Paul applies Jesus’ end time teachings in Matthew 24 to the context of his teachings in 1 and 2 Thessalonians. When Paul refers to the last trumpet in 1 Corinthians 15, he is referring to the same trumpet that Jesus spoke of in Matthew 24, which signifies the end of tribulation and the return of Christ, and the gathering together of the saints unto Him. Romans 8 declares that we will come into the Kingdom with Him as joint heirs. The pretrib view states that the believers are raptured up to “meet Jesus in the clouds at the last trumpet and so shall we ever be with the Lord.” But where in all of scripture does that point to, or ever suggest going back to heaven as part of the equation? Nowhere. But in proper context, it denotes believers being transformed, and caught up to the clouds at His appearing, and gathered unto Him, as every eye who ever lived beholds Him, and bows before Him, and then the faithful are to descend upon the earth as joint heirs of the promise with Him and set up the eternal Kingdom on the Earth, as is depicted in Revelation 11:15 at the sounding of the 7th and final trumpet. At this trumpet, Jesus comes down to recieve the earth as His physical Kingdom. He destroys His enemies, rids the earth of fallen humanity forever, binds the Sa’tan to eternal judgment, holds His marriage supper of the Lamb, of which He promised that He would neither eat bread, nor drink wine again until He obtained His kingdom, at the final supper before His crucifixion. The earth, is at this point, once again Eden. There are no more mortals present upon His earth. Jesus is King!

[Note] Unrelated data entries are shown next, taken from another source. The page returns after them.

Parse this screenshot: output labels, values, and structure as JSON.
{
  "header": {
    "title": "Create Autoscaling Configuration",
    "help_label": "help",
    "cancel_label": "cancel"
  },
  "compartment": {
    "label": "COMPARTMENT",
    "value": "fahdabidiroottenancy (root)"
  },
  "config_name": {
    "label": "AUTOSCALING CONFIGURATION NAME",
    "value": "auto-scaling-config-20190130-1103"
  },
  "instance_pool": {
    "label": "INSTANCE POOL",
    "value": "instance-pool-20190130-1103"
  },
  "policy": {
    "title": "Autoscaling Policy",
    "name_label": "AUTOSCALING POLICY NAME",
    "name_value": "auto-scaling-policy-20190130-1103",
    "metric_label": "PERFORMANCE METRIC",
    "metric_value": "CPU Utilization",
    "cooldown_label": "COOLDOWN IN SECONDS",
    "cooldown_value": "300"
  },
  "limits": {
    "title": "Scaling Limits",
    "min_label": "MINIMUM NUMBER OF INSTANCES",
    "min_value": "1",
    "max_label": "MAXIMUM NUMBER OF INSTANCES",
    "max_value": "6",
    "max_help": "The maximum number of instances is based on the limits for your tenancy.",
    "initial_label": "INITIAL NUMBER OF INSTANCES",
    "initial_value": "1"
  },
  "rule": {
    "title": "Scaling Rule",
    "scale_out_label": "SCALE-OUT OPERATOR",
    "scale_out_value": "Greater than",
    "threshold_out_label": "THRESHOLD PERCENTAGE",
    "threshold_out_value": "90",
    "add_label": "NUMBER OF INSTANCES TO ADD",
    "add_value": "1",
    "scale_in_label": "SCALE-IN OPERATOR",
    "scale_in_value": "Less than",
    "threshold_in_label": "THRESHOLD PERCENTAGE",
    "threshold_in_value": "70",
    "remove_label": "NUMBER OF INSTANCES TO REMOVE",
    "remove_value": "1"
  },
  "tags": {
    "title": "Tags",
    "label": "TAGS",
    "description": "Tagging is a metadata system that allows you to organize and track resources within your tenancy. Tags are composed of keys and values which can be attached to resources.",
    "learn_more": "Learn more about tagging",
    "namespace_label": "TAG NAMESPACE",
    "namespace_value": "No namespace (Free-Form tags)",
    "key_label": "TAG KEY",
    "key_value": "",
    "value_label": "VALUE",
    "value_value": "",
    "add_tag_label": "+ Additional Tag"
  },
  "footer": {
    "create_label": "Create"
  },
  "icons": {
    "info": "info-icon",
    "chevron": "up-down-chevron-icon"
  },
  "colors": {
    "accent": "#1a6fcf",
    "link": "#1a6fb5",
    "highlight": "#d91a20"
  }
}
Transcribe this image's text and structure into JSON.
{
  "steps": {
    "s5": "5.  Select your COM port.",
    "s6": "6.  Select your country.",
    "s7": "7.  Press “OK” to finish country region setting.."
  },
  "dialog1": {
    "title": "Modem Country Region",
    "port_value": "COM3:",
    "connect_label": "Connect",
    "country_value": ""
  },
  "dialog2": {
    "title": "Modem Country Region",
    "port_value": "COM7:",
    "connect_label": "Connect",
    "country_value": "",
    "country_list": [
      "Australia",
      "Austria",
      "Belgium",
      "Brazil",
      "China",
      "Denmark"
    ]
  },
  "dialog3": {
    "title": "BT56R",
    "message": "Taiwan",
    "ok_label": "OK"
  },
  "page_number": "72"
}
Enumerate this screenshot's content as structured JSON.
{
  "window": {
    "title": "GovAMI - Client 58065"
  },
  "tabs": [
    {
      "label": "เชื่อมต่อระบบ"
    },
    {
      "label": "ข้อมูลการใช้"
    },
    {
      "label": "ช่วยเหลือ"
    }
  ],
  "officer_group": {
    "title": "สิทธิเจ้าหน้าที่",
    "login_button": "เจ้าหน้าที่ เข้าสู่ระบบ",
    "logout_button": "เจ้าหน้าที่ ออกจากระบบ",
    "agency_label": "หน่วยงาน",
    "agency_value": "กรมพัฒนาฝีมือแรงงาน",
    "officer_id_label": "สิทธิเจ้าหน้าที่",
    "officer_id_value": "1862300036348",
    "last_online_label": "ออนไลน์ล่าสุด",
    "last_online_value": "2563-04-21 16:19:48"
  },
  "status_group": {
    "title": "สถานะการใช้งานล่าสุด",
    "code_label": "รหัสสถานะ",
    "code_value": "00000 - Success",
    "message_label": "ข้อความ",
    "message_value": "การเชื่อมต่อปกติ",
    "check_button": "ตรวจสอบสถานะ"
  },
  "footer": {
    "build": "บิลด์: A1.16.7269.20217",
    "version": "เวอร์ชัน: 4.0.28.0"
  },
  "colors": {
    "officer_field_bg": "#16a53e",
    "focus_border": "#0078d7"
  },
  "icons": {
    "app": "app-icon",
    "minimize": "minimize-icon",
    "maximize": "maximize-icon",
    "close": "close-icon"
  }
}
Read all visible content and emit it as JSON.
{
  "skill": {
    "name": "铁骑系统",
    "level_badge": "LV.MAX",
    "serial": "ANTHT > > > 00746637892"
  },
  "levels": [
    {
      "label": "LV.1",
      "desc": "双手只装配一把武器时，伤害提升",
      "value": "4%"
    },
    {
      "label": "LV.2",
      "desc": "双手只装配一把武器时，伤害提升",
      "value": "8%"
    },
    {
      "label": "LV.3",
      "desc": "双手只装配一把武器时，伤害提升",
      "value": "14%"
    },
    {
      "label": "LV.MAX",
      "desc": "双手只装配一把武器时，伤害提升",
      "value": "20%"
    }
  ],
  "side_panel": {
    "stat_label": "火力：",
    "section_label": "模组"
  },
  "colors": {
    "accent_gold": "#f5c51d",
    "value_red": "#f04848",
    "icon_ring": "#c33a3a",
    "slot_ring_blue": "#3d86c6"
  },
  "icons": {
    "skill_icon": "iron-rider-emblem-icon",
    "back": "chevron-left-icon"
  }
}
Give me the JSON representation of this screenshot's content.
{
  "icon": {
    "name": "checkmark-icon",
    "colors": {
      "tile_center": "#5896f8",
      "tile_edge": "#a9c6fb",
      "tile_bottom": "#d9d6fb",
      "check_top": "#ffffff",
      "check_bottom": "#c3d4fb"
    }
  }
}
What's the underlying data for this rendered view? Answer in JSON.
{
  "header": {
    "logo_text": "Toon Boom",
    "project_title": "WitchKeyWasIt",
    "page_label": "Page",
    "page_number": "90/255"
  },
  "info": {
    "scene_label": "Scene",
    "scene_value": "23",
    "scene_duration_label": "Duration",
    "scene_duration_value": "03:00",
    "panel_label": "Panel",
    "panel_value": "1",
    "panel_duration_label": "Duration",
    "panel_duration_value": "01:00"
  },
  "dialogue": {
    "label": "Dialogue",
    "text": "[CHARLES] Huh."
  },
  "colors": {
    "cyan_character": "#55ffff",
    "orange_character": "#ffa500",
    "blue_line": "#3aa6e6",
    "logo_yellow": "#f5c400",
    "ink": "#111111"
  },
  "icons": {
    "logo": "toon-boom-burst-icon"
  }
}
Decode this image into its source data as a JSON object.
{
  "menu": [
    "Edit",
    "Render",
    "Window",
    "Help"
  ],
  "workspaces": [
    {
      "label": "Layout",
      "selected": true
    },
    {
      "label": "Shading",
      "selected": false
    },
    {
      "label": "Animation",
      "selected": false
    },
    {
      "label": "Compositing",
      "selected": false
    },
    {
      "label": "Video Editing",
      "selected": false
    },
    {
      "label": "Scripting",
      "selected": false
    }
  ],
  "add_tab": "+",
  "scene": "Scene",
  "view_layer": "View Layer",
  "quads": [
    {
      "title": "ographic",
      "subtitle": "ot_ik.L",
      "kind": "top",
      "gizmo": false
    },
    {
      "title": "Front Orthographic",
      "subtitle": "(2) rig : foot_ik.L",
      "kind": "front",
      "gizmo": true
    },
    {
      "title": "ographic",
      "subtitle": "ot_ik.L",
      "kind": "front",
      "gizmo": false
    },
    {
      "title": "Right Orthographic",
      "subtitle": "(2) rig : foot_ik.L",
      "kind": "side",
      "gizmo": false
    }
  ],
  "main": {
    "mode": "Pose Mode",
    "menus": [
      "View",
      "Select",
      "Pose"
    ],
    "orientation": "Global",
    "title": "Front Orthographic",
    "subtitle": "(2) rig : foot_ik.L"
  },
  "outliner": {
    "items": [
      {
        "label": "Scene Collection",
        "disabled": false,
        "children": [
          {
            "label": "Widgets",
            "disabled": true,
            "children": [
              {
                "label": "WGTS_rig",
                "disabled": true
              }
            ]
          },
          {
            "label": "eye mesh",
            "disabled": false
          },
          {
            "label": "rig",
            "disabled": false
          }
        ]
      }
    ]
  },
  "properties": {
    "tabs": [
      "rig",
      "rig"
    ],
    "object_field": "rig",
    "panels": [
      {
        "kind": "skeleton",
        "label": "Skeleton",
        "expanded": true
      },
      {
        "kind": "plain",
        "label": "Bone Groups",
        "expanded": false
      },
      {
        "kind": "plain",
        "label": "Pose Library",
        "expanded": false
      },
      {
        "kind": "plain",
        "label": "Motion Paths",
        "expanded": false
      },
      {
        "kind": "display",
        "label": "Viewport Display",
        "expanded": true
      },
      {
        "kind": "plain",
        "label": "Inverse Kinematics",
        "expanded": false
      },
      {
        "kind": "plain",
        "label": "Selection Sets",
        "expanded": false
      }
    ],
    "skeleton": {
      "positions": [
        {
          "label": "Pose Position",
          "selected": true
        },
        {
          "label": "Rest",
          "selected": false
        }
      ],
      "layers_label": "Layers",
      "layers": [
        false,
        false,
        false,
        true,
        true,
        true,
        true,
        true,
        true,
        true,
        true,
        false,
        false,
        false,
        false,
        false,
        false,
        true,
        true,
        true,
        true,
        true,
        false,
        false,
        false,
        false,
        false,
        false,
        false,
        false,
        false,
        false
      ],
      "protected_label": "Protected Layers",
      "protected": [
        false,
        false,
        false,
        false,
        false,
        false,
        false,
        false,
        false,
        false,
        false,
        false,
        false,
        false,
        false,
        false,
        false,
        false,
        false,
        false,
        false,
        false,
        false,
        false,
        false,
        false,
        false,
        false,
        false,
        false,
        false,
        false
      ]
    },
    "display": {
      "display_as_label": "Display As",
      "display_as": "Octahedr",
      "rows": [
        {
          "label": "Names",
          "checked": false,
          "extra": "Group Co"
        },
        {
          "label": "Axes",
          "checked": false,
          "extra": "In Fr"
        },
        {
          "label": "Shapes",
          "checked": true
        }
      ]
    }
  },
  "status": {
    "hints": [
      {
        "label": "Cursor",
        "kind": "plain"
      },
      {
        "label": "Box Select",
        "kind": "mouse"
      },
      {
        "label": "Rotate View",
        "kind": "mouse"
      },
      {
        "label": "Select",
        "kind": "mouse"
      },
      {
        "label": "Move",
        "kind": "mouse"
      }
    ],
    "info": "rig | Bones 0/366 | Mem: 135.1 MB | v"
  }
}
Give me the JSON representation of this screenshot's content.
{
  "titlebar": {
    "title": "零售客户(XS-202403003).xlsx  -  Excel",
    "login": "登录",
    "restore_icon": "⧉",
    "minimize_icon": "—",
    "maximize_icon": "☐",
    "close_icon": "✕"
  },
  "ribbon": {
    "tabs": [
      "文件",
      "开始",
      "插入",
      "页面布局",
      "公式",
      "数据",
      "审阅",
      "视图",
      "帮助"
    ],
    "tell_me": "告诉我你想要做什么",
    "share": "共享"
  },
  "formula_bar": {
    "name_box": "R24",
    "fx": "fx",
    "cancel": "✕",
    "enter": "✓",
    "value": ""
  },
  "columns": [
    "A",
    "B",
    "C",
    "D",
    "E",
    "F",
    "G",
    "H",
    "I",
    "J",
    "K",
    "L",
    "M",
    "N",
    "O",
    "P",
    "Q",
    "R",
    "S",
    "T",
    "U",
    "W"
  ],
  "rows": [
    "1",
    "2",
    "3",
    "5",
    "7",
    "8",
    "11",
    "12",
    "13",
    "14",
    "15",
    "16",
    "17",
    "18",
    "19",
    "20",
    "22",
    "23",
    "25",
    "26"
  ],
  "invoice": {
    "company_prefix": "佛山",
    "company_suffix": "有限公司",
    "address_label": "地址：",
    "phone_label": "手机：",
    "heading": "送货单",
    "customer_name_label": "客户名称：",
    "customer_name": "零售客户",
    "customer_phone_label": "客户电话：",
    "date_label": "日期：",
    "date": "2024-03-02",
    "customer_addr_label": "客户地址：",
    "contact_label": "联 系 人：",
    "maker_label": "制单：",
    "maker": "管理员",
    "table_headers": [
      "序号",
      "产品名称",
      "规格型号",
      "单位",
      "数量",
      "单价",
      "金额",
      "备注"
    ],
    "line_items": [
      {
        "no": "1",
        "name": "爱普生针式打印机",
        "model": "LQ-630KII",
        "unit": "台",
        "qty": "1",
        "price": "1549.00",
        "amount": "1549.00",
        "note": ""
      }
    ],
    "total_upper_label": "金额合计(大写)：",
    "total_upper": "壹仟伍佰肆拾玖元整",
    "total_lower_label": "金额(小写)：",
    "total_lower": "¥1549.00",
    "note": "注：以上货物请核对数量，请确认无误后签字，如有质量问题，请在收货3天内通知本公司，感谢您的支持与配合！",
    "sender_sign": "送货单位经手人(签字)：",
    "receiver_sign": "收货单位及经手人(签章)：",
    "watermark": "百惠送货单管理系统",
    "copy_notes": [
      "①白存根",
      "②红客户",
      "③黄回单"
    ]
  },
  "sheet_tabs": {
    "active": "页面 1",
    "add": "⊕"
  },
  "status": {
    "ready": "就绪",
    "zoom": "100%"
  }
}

Up until 1820 there were different views on the millennium. But until 1820 no one had proposed, as far as can be determined by any clear evidence, that the church would be taken out before the tribulation. It has been said that early church fathers (referring to 2nd, 3rd, and 4th century ones, [not the Apostles or anyone directly tied to them]) wrote of this view, but that is due to pulling statements from their writings, out of the whole to support this concept. When I discovered this it gave me great courage to go back and review the scripture in context, against what others have taught on this matter without the presupposed viewpoint that has infiltrated the western church in the last nearly 200 years. And I approached them afresh and asked myself, “Had I not been taught either way, would I, thru fresh eyes determine that all of the scripture in context points to one single event or some elusive moment breaking away from the whole? When I saw it without denominational filters and bias, it was clear and all of a sudden, non-confusing. Not only did it no longer separate Jesus’ coming into two different confusing parts, but I also realized I didn’t just want my ears tickled, and to believe whatever someone says, but rather that I wanted the truth without mixture, no matter how tough the truth was. When I asked for that, He immediately obliged.